In order to secure full transparency, the recharged ranges after 10 and 30 minutes are also depicted.
2 Manufacturer specifications partly incomplete, thus complemented by expert estimates
Comparison of recarged ranges
In regular updates, we will publish new vehicles in the P3 Charging Index and also make updates of already introduced vehicles. So in the next release, besides the real values of the Porsche Taycan, an update of the Tesla Model 3 will certainly be available. Furthermore, vehicles like the Peugeot e208 or the Opel Corsa-e will be measured and will be rated with the corresponding index by then. With the help of the P3 Charging Index, we initially wanted to create transparency and traceability in an electric vehicle market that is still far too opaque in the discussion of rapid charging capability today.
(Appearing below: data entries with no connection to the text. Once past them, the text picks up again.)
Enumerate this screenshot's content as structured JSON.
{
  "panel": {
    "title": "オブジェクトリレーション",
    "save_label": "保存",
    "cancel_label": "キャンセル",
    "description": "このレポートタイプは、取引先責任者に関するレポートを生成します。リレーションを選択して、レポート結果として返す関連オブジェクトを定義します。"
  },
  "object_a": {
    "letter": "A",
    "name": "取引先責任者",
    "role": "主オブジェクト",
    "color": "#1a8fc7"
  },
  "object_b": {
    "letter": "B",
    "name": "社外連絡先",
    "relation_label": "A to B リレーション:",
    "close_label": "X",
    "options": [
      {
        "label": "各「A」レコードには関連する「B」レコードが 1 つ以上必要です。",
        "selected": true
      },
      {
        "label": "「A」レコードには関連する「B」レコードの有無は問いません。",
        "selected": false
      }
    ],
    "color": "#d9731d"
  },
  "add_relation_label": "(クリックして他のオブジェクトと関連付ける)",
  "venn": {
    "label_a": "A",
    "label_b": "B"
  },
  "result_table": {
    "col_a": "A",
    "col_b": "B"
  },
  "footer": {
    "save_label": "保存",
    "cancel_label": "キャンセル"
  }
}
Since not every electric vehicle will be launched on the market in the future with the claim to be suitable for long-distance travel and thus serve a different customer use case, we will extend the index to other vehicle segments. In addition, classic vehicle segments will be separated as soon as a correspondingly comparable number of vehicles exists – this is to avoid the compact class having to compare itself with the sports segment. We are already working to ensure that we compare vehicles that are more focused on urban areas with other target figures, but that we want to offer at least the same transparency and traceability.
The P3 Charging Index enables the comparison of actual and realistic charging performances of electric vehicles. It considers the maximum or average charging capacity of the vehicles as parameter, combines it with the overall efficiency of the respective vehicle and standardizes these key figures to a practical and driver-related use case.
The P3 Charging Index also makes a claim on the development of electric vehicles: In the future, the development of vehicles should focus on a corresponding mix between charging performance and efficiency of the vehicle, because only the sum of both parameters defines the customer’s charging experience!